If a record holds a picture, omit the picture, but copy everything else below exactly.

[Given information]:
★ ★ ★ ★ ★

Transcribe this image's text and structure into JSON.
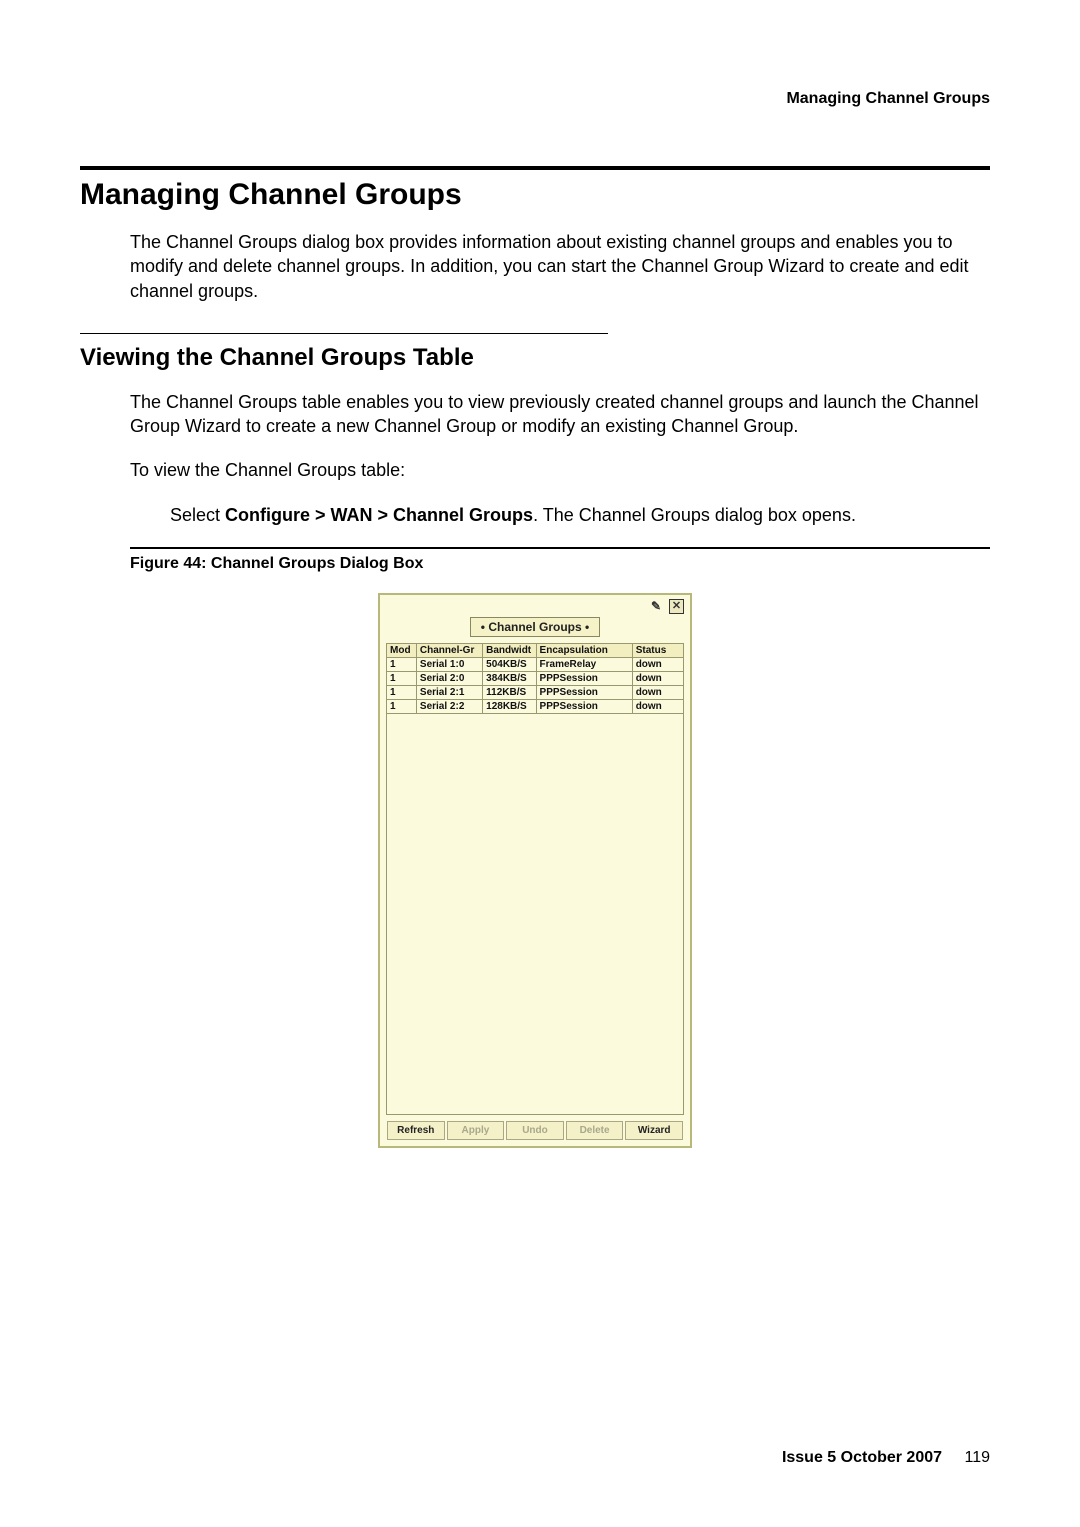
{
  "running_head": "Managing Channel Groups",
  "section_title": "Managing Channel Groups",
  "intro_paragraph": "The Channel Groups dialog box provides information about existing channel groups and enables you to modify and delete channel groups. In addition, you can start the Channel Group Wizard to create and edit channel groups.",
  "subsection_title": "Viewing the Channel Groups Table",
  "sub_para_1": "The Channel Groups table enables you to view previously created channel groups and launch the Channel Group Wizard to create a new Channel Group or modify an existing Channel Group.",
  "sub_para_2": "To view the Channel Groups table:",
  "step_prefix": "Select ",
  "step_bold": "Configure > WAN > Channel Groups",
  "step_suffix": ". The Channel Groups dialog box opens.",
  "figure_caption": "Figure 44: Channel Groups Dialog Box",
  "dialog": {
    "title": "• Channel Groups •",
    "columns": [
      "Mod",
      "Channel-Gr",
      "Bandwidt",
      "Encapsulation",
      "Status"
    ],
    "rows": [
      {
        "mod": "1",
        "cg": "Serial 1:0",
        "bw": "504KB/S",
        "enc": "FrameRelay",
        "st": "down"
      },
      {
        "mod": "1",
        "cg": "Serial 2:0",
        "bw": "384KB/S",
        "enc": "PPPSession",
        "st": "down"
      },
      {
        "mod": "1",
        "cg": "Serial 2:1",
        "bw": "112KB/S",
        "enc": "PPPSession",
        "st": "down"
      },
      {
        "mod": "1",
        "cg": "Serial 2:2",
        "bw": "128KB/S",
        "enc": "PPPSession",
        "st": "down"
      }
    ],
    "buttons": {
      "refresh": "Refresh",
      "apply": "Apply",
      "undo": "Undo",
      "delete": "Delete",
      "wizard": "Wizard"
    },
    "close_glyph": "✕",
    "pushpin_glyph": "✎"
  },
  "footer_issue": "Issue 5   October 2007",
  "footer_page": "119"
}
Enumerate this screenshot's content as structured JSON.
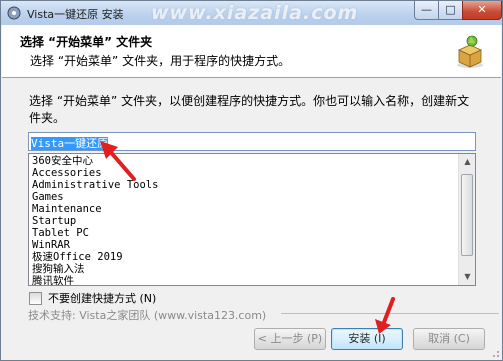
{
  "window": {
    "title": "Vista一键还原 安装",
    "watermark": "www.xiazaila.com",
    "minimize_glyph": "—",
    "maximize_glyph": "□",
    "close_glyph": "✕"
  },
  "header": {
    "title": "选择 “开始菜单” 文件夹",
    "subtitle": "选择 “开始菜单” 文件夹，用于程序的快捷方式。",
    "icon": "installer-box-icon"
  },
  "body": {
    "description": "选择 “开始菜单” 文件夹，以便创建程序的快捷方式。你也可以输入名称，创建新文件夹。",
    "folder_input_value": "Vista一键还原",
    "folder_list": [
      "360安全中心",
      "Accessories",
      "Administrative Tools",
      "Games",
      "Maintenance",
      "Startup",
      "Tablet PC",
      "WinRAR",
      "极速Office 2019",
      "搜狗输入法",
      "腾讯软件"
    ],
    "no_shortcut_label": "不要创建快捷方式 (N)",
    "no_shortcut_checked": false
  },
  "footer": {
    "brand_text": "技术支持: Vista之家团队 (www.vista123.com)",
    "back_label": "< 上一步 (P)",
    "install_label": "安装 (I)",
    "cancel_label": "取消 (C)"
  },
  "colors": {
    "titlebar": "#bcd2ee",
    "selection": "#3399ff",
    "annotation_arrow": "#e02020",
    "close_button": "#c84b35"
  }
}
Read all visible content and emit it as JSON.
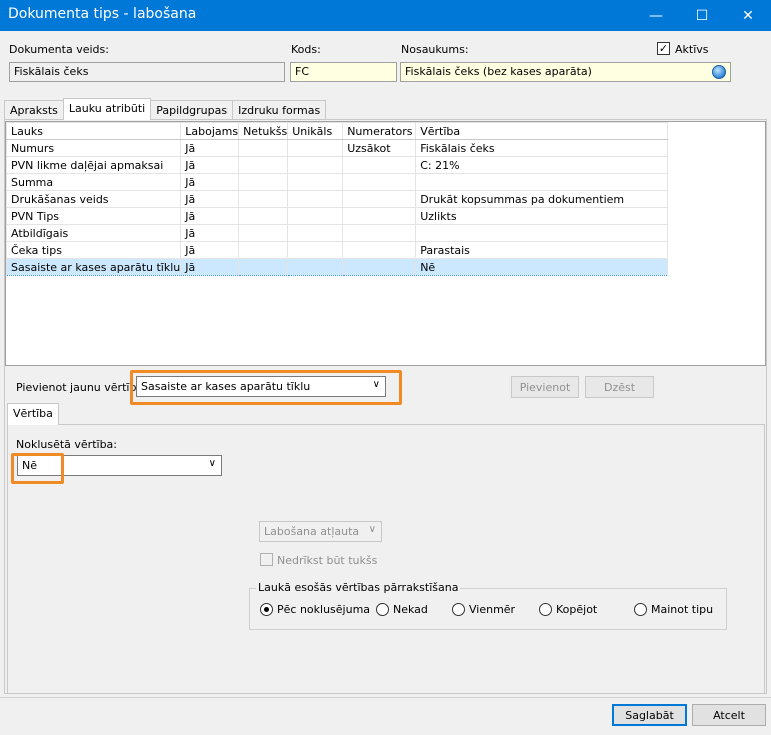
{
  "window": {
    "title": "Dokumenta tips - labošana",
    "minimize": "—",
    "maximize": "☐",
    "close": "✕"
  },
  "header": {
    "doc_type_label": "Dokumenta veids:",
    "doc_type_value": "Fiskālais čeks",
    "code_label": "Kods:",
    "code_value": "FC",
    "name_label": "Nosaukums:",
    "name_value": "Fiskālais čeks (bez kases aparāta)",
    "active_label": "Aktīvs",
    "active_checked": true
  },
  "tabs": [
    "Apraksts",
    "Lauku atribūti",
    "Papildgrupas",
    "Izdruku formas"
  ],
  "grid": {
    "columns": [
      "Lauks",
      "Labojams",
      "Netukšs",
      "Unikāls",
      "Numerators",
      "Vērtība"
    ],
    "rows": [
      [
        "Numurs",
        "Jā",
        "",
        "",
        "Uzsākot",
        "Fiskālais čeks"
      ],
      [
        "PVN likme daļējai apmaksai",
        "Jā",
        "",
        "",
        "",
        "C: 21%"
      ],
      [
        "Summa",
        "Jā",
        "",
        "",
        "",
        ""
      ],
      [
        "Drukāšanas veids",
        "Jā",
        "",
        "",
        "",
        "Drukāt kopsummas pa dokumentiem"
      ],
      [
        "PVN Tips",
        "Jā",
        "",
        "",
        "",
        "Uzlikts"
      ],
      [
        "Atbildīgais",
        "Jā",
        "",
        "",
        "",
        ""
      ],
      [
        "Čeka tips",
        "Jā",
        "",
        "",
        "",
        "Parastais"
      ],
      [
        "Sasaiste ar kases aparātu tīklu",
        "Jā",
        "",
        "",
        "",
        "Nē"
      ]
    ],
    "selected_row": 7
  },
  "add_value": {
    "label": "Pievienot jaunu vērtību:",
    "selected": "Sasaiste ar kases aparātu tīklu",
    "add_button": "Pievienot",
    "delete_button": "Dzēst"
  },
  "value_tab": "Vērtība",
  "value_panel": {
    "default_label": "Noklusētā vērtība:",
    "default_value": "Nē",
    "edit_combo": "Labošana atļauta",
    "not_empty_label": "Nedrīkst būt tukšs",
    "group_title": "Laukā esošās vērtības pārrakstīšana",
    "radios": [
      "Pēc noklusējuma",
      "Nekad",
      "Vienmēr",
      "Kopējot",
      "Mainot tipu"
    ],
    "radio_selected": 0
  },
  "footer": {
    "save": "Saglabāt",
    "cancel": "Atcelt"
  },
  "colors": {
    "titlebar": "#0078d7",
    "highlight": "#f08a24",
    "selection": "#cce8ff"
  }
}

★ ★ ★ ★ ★

[Written answer]:
Transcribe this image's text and structure into JSON.
{
  "running_head": "Managing Channel Groups",
  "section_title": "Managing Channel Groups",
  "intro_paragraph": "The Channel Groups dialog box provides information about existing channel groups and enables you to modify and delete channel groups. In addition, you can start the Channel Group Wizard to create and edit channel groups.",
  "subsection_title": "Viewing the Channel Groups Table",
  "sub_para_1": "The Channel Groups table enables you to view previously created channel groups and launch the Channel Group Wizard to create a new Channel Group or modify an existing Channel Group.",
  "sub_para_2": "To view the Channel Groups table:",
  "step_prefix": "Select ",
  "step_bold": "Configure > WAN > Channel Groups",
  "step_suffix": ". The Channel Groups dialog box opens.",
  "figure_caption": "Figure 44: Channel Groups Dialog Box",
  "dialog": {
    "title": "• Channel Groups •",
    "columns": [
      "Mod",
      "Channel-Gr",
      "Bandwidt",
      "Encapsulation",
      "Status"
    ],
    "rows": [
      {
        "mod": "1",
        "cg": "Serial 1:0",
        "bw": "504KB/S",
        "enc": "FrameRelay",
        "st": "down"
      },
      {
        "mod": "1",
        "cg": "Serial 2:0",
        "bw": "384KB/S",
        "enc": "PPPSession",
        "st": "down"
      },
      {
        "mod": "1",
        "cg": "Serial 2:1",
        "bw": "112KB/S",
        "enc": "PPPSession",
        "st": "down"
      },
      {
        "mod": "1",
        "cg": "Serial 2:2",
        "bw": "128KB/S",
        "enc": "PPPSession",
        "st": "down"
      }
    ],
    "buttons": {
      "refresh": "Refresh",
      "apply": "Apply",
      "undo": "Undo",
      "delete": "Delete",
      "wizard": "Wizard"
    },
    "close_glyph": "✕",
    "pushpin_glyph": "✎"
  },
  "footer_issue": "Issue 5   October 2007",
  "footer_page": "119"
}
Enumerate this screenshot's content as structured JSON.
{
  "window": {
    "title": "Vista一键还原 安装",
    "watermark": "www.xiazaila.com",
    "minimize_glyph": "—",
    "maximize_glyph": "□",
    "close_glyph": "✕"
  },
  "header": {
    "title": "选择 “开始菜单” 文件夹",
    "subtitle": "选择 “开始菜单” 文件夹，用于程序的快捷方式。",
    "icon": "installer-box-icon"
  },
  "body": {
    "description": "选择 “开始菜单” 文件夹，以便创建程序的快捷方式。你也可以输入名称，创建新文件夹。",
    "folder_input_value": "Vista一键还原",
    "folder_list": [
      "360安全中心",
      "Accessories",
      "Administrative Tools",
      "Games",
      "Maintenance",
      "Startup",
      "Tablet PC",
      "WinRAR",
      "极速Office 2019",
      "搜狗输入法",
      "腾讯软件"
    ],
    "no_shortcut_label": "不要创建快捷方式 (N)",
    "no_shortcut_checked": false
  },
  "footer": {
    "brand_text": "技术支持: Vista之家团队 (www.vista123.com)",
    "back_label": "< 上一步 (P)",
    "install_label": "安装 (I)",
    "cancel_label": "取消 (C)"
  },
  "colors": {
    "titlebar": "#bcd2ee",
    "selection": "#3399ff",
    "annotation_arrow": "#e02020",
    "close_button": "#c84b35"
  }
}
Read all visible content and emit it as JSON.
{
  "window": {
    "title": "Dokumenta tips - labošana",
    "minimize": "—",
    "maximize": "☐",
    "close": "✕"
  },
  "header": {
    "doc_type_label": "Dokumenta veids:",
    "doc_type_value": "Fiskālais čeks",
    "code_label": "Kods:",
    "code_value": "FC",
    "name_label": "Nosaukums:",
    "name_value": "Fiskālais čeks (bez kases aparāta)",
    "active_label": "Aktīvs",
    "active_checked": true
  },
  "tabs": [
    "Apraksts",
    "Lauku atribūti",
    "Papildgrupas",
    "Izdruku formas"
  ],
  "grid": {
    "columns": [
      "Lauks",
      "Labojams",
      "Netukšs",
      "Unikāls",
      "Numerators",
      "Vērtība"
    ],
    "rows": [
      [
        "Numurs",
        "Jā",
        "",
        "",
        "Uzsākot",
        "Fiskālais čeks"
      ],
      [
        "PVN likme daļējai apmaksai",
        "Jā",
        "",
        "",
        "",
        "C: 21%"
      ],
      [
        "Summa",
        "Jā",
        "",
        "",
        "",
        ""
      ],
      [
        "Drukāšanas veids",
        "Jā",
        "",
        "",
        "",
        "Drukāt kopsummas pa dokumentiem"
      ],
      [
        "PVN Tips",
        "Jā",
        "",
        "",
        "",
        "Uzlikts"
      ],
      [
        "Atbildīgais",
        "Jā",
        "",
        "",
        "",
        ""
      ],
      [
        "Čeka tips",
        "Jā",
        "",
        "",
        "",
        "Parastais"
      ],
      [
        "Sasaiste ar kases aparātu tīklu",
        "Jā",
        "",
        "",
        "",
        "Nē"
      ]
    ],
    "selected_row": 7
  },
  "add_value": {
    "label": "Pievienot jaunu vērtību:",
    "selected": "Sasaiste ar kases aparātu tīklu",
    "add_button": "Pievienot",
    "delete_button": "Dzēst"
  },
  "value_tab": "Vērtība",
  "value_panel": {
    "default_label": "Noklusētā vērtība:",
    "default_value": "Nē",
    "edit_combo": "Labošana atļauta",
    "not_empty_label": "Nedrīkst būt tukšs",
    "group_title": "Laukā esošās vērtības pārrakstīšana",
    "radios": [
      "Pēc noklusējuma",
      "Nekad",
      "Vienmēr",
      "Kopējot",
      "Mainot tipu"
    ],
    "radio_selected": 0
  },
  "footer": {
    "save": "Saglabāt",
    "cancel": "Atcelt"
  },
  "colors": {
    "titlebar": "#0078d7",
    "highlight": "#f08a24",
    "selection": "#cce8ff"
  }
}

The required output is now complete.